What the task asks
Each record needs to be retyped exactly, though its pictures should not appear.

Items from a dataset

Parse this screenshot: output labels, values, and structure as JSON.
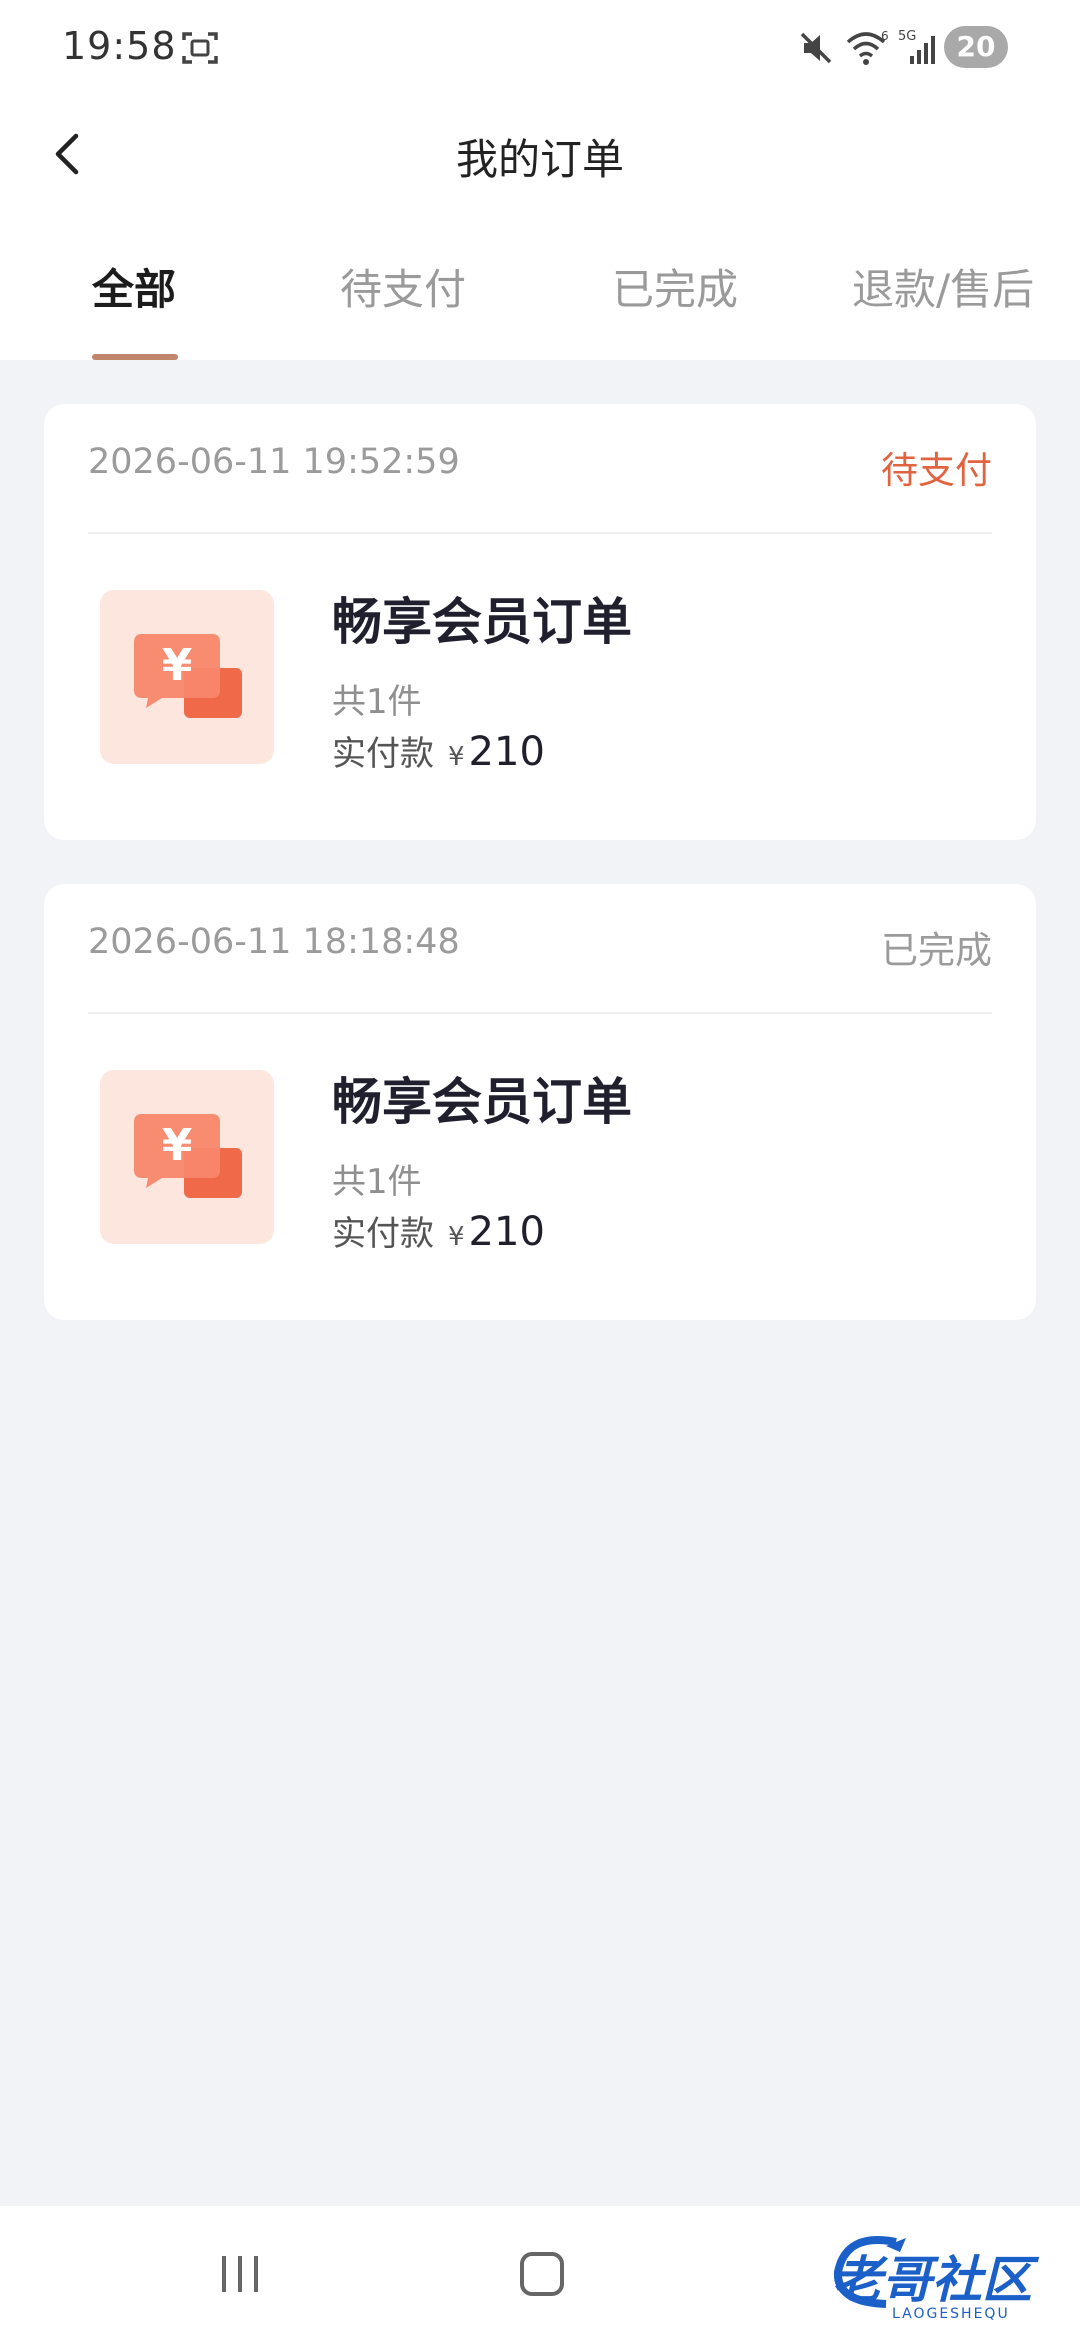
{
  "status_bar": {
    "time": "19:58",
    "battery": "20",
    "network": "5G"
  },
  "header": {
    "title": "我的订单"
  },
  "tabs": [
    {
      "label": "全部",
      "active": true
    },
    {
      "label": "待支付",
      "active": false
    },
    {
      "label": "已完成",
      "active": false
    },
    {
      "label": "退款/售后",
      "active": false
    }
  ],
  "orders": [
    {
      "time": "2026-06-11 19:52:59",
      "status": "待支付",
      "status_color": "#e0643f",
      "product_name": "畅享会员订单",
      "count": "共1件",
      "paid_label": "实付款",
      "currency": "¥",
      "amount": "210"
    },
    {
      "time": "2026-06-11 18:18:48",
      "status": "已完成",
      "status_color": "#9b9b9b",
      "product_name": "畅享会员订单",
      "count": "共1件",
      "paid_label": "实付款",
      "currency": "¥",
      "amount": "210"
    }
  ],
  "watermark": {
    "text": "老哥社区",
    "sub": "LAOGESHEQU"
  },
  "colors": {
    "accent": "#c0856b",
    "pending": "#e0643f",
    "background": "#f2f3f7",
    "thumb_bg": "#fde6de",
    "icon_primary": "#f06a4a"
  }
}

Output below
Parse this screenshot: output labels, values, and structure as JSON.
{
  "status_bar": {
    "time": "19:58",
    "battery": "20",
    "network": "5G"
  },
  "header": {
    "title": "我的订单"
  },
  "tabs": [
    {
      "label": "全部",
      "active": true
    },
    {
      "label": "待支付",
      "active": false
    },
    {
      "label": "已完成",
      "active": false
    },
    {
      "label": "退款/售后",
      "active": false
    }
  ],
  "orders": [
    {
      "time": "2026-06-11 19:52:59",
      "status": "待支付",
      "status_color": "#e0643f",
      "product_name": "畅享会员订单",
      "count": "共1件",
      "paid_label": "实付款",
      "currency": "¥",
      "amount": "210"
    },
    {
      "time": "2026-06-11 18:18:48",
      "status": "已完成",
      "status_color": "#9b9b9b",
      "product_name": "畅享会员订单",
      "count": "共1件",
      "paid_label": "实付款",
      "currency": "¥",
      "amount": "210"
    }
  ],
  "watermark": {
    "text": "老哥社区",
    "sub": "LAOGESHEQU"
  },
  "colors": {
    "accent": "#c0856b",
    "pending": "#e0643f",
    "background": "#f2f3f7",
    "thumb_bg": "#fde6de",
    "icon_primary": "#f06a4a"
  }
}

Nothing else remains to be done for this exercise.